Though it’s officially springtime, celebrating the sunshine I find myself paradoxically listeing to Paddy Casey’s Ancient Sorrow (rather than the more appropriate Sunnyside of the Street by the Pogues) – a song that, with a brave production that highlights the voices of Casey and the real foundation given by the soulful singing of Terry Sutton. It’s a song that manages to be profound because of the production and performance, rather than because of its banal lyrics.
What’s this got to do with Paul Brady? Well, that ancient sorrow tapped into by Casey and Sutton lives and breathes in Brady’s unmistakable voice. Listen to him sing his pre-Celtic Tiger immigrant songs – in particular Nothing but the same old story, or the majestic (and, once again, banal) Homes of Donegal – and you have a voice that conveys history and all the reasons we choose to sing the blues.

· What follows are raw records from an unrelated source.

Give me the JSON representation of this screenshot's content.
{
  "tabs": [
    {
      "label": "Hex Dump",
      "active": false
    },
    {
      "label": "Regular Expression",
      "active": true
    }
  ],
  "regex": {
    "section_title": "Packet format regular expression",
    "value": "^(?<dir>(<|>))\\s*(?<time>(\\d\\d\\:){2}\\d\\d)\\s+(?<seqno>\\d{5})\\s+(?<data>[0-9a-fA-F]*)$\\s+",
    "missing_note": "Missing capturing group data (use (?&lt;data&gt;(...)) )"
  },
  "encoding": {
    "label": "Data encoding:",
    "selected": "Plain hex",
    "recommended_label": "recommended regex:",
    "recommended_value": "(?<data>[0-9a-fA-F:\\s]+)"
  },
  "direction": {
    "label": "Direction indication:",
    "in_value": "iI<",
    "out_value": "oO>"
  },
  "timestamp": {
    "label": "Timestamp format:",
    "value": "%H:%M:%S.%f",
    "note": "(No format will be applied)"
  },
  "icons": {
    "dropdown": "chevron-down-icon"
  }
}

And, though it’s long since been snatched by the supermarket/dinner party moozak brigade thanks to its simple melody, his 1985 hit The Island is one of his finest moments (before you get all hot and bothered, that’s not to dismiss Hard Station, or his work with Andy Irvine).

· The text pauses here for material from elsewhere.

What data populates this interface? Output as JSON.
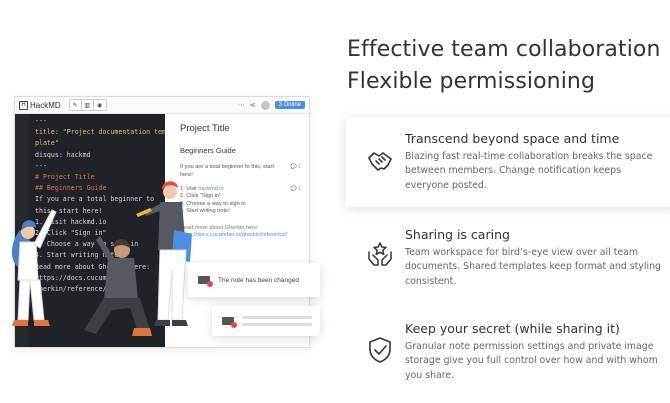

A songwriter dismissed by many of his contemporaries for the twin sins of a) remaining silent during the Hunger Strikes protests, and b) selling songs for big bucks to stars like Tina Turner and Bonnie Raitt – sins from a small Island where Independence is sanctified but independent spirits are, more often than not, scorned.
The Island was a two-fingered risposte delivered in a honed, radio-friendly ballad that packs as political a punch as anything ever done by any of his more vocally flag-bearing peers (not looking at anyone in particular, Mr Moore). And it all rests on his voice, and that ancient sorrow we’re talking about. But, in this case it’s not just production and performance, with a set of lyrics that – taut as a tripwire – are anything but banal
Well I guess us plain folks dont see all the story
and I suppose this peace and love is just copping out
and I know that young boys dying in the ditches
is just what being free is all about
And all sung in a time when rebel songs were sung like hymns, but the notion of singing ‘we’ll make love to the sound of the Ocean’ outraged the theo-fascists.